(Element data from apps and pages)
+++
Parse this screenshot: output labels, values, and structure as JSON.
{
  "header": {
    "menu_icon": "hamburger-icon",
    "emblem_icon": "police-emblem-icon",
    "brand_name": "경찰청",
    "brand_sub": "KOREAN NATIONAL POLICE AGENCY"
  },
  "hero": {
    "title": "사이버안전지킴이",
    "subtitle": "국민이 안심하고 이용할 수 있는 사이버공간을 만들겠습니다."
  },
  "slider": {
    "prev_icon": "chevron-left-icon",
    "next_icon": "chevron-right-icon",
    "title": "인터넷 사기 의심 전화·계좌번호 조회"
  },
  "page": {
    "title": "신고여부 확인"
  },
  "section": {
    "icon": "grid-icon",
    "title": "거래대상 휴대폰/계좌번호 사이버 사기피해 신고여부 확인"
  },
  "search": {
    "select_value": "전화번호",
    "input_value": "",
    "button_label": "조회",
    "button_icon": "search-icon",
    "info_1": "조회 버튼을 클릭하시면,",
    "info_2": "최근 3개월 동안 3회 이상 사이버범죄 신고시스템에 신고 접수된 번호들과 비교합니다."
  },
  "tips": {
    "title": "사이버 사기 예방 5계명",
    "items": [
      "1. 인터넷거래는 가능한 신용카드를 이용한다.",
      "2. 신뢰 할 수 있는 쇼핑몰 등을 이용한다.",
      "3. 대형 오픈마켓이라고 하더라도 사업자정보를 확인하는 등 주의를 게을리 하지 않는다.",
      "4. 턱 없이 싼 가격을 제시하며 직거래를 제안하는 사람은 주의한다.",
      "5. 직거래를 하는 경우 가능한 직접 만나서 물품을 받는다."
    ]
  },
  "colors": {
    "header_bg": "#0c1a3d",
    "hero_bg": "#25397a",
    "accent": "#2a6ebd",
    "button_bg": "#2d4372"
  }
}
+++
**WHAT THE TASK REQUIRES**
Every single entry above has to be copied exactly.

**SOLUTION FOR THIS TASK**
Parse this screenshot: output labels, values, and structure as JSON.
{
  "header": {
    "menu_icon": "hamburger-icon",
    "emblem_icon": "police-emblem-icon",
    "brand_name": "경찰청",
    "brand_sub": "KOREAN NATIONAL POLICE AGENCY"
  },
  "hero": {
    "title": "사이버안전지킴이",
    "subtitle": "국민이 안심하고 이용할 수 있는 사이버공간을 만들겠습니다."
  },
  "slider": {
    "prev_icon": "chevron-left-icon",
    "next_icon": "chevron-right-icon",
    "title": "인터넷 사기 의심 전화·계좌번호 조회"
  },
  "page": {
    "title": "신고여부 확인"
  },
  "section": {
    "icon": "grid-icon",
    "title": "거래대상 휴대폰/계좌번호 사이버 사기피해 신고여부 확인"
  },
  "search": {
    "select_value": "전화번호",
    "input_value": "",
    "button_label": "조회",
    "button_icon": "search-icon",
    "info_1": "조회 버튼을 클릭하시면,",
    "info_2": "최근 3개월 동안 3회 이상 사이버범죄 신고시스템에 신고 접수된 번호들과 비교합니다."
  },
  "tips": {
    "title": "사이버 사기 예방 5계명",
    "items": [
      "1. 인터넷거래는 가능한 신용카드를 이용한다.",
      "2. 신뢰 할 수 있는 쇼핑몰 등을 이용한다.",
      "3. 대형 오픈마켓이라고 하더라도 사업자정보를 확인하는 등 주의를 게을리 하지 않는다.",
      "4. 턱 없이 싼 가격을 제시하며 직거래를 제안하는 사람은 주의한다.",
      "5. 직거래를 하는 경우 가능한 직접 만나서 물품을 받는다."
    ]
  },
  "colors": {
    "header_bg": "#0c1a3d",
    "hero_bg": "#25397a",
    "accent": "#2a6ebd",
    "button_bg": "#2d4372"
  }
}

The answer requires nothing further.